William Marler, attorney for victims of the recent Salmonella outbreak traced to contaminated peanut and other nut butter products manufactured by Sunland, Inc., called on the company today to pay all outbreak victims’ out-of-pocket medical costs and lost wages for missed time off work to care for themselves or family members suffering from Salmonella infections. According to the Centers for Disease Control and Prevention, at least 41 people from 20 states are part of the outbreak linked to Sunland products.
On Wednesday, the U.S. Food and Drug Administration (FDA) released records showing that between 2009 and 2012 Sunland distributed multiple lots of peanut butter and nut butters that had tested positive for Salmonella by the firm’s internal testing program. During its most recent inspection, conducted between September 17 and October 16, 2012, 10 serotypes of Salmonella were isolated at the Sunland plant, including Salmonella Bredeney, the serotype isolated from outbreak victims and peanut and other nut butter products.

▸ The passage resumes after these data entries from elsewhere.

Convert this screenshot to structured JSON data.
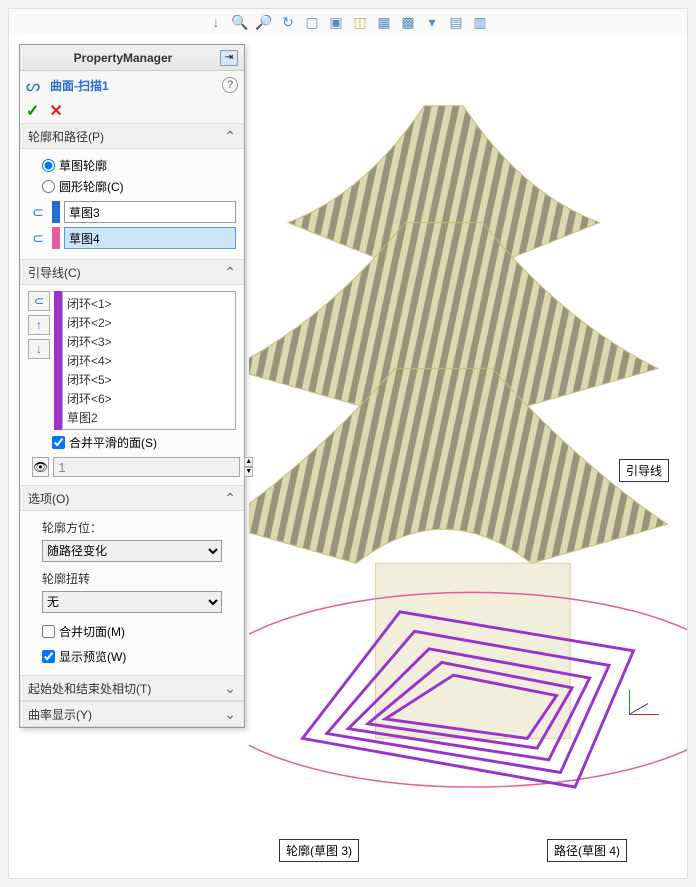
{
  "panel": {
    "title": "PropertyManager",
    "feature_name": "曲面-扫描1",
    "section_profile_path": "轮廓和路径(P)",
    "radio_sketch_profile": "草图轮廓",
    "radio_circle_profile": "圆形轮廓(C)",
    "profile_value": "草图3",
    "path_value": "草图4",
    "section_guides": "引导线(C)",
    "guides": [
      "闭环<1>",
      "闭环<2>",
      "闭环<3>",
      "闭环<4>",
      "闭环<5>",
      "闭环<6>",
      "草图2"
    ],
    "merge_smooth": "合并平滑的面(S)",
    "preview_value": "1",
    "section_options": "选项(O)",
    "opt_orientation_label": "轮廓方位：",
    "opt_orientation_value": "随路径变化",
    "opt_twist_label": "轮廓扭转",
    "opt_twist_value": "无",
    "merge_tangent": "合并切面(M)",
    "show_preview": "显示预览(W)",
    "section_startend": "起始处和结束处相切(T)",
    "section_curvature": "曲率显示(Y)"
  },
  "callouts": {
    "guide": "引导线",
    "profile": "轮廓(草图 3)",
    "path": "路径(草图 4)"
  },
  "colors": {
    "profile_tab": "#2b6cd4",
    "path_tab": "#e85a9c",
    "guide_tab": "#9933cc"
  }
}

“After reading the inspection reports, it appears that Sunland was betting on not getting caught with Salmonella in its products,” said Marler. “The company lost that bet, and now it’s time to pay.”
Marler noted that several of his clients were hospitalized due to the severity of their Salmonella infections. “Even for people with health insurance, medical bills can be a financial strain. Parents miss time off of work to care for their children, husbands and wives take time off to care for one another. Sunland’s failure to produce a safe product impacted not only their physical health but also their financial health. The company should make an effort to restore its customers’ financial health as soon as possible.”
Yesterday, Marler called on Congressional leaders to conduct an investigation into this latest peanut-related Salmonella outbreak after learning that FDA inspection reports show that Salmonella was isolated in the Sunland plant as far back as 2007.
“It really is a matter of not just my clients’ personal health and wellbeing, but about the public’s health. We spend taxpayer money on Salmonella outbreak investigations. Sunland should also reimburse local health departments for the costs incurred while investigating this outbreak,” Marler concluded.